Start-up Truveo enters video search field

Company claims that its Visual Crawler technology produces more comprehensive and up-to-date video search results than competitors.

Elinor Mills
Elinor Mills Former Staff Writer
Elinor Mills covers Internet security and privacy. She joined CNET News in 2005 after working as a foreign correspondent for Reuters in Portugal and writing for The Industry Standard, the IDG News Service and the Associated Press.
2 min read
A California start-up is set to launch a beta of a new video search engine on Wednesday that looks for content by analyzing visual characteristics of a Web page rather than just text.

Truveo claims that its Visual Crawler technology produces more comprehensive and more up-to-date video search results than competitors.

"Other video search engines look for text within Web pages, but many sites don't have text associated with video," said Tim Tuttle, co-founder and chief executive of Burlingame, Calif.-based Truveo. "Many (videos) are script-generated, use plug-ins or are assembled by files executed in the background by the browser and which regular (video) crawlers" cannot always detect.

The company has been crawling the Web for video for about two months and has indexed more content than rival services, Tuttle said. He declined to say how many content sources are in its index.

The Web site lets users compare results for specific searches from Yahoo and Google. For example, a search on "John Roberts" on Truveo located 274 results, with video at the top from the Supreme Court nominee's confirmation hearings on sites including The New York Times, Yahoo News and others.

The same search on Yahoo uncovered 129 results, with a range of video from news broadcasts, many of which mentioned Roberts but were not focused on him.

Using Google, four results were returned, three completely unrelated to John Roberts, when quotation marks were not used to specify an exact phrase, and only one result related to him when quotation marks were used.

Blinkx.com video search turned up about 50 results, from sources like CNN, MSNBC and many from podcasts.
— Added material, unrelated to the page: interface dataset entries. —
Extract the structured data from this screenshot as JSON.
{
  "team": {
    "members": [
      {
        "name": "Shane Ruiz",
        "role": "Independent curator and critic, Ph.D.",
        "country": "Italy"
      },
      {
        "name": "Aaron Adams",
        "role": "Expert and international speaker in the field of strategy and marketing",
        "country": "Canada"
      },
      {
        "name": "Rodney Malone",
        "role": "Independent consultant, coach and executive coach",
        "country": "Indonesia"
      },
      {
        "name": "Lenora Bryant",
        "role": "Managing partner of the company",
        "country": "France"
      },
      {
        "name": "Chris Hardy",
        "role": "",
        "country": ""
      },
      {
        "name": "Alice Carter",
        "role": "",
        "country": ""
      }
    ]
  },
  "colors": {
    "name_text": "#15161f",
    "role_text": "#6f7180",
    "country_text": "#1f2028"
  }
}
Truveo will make money from ads that run alongside search results, as well as by licensing its search listings to other destination sites, Tuttle said.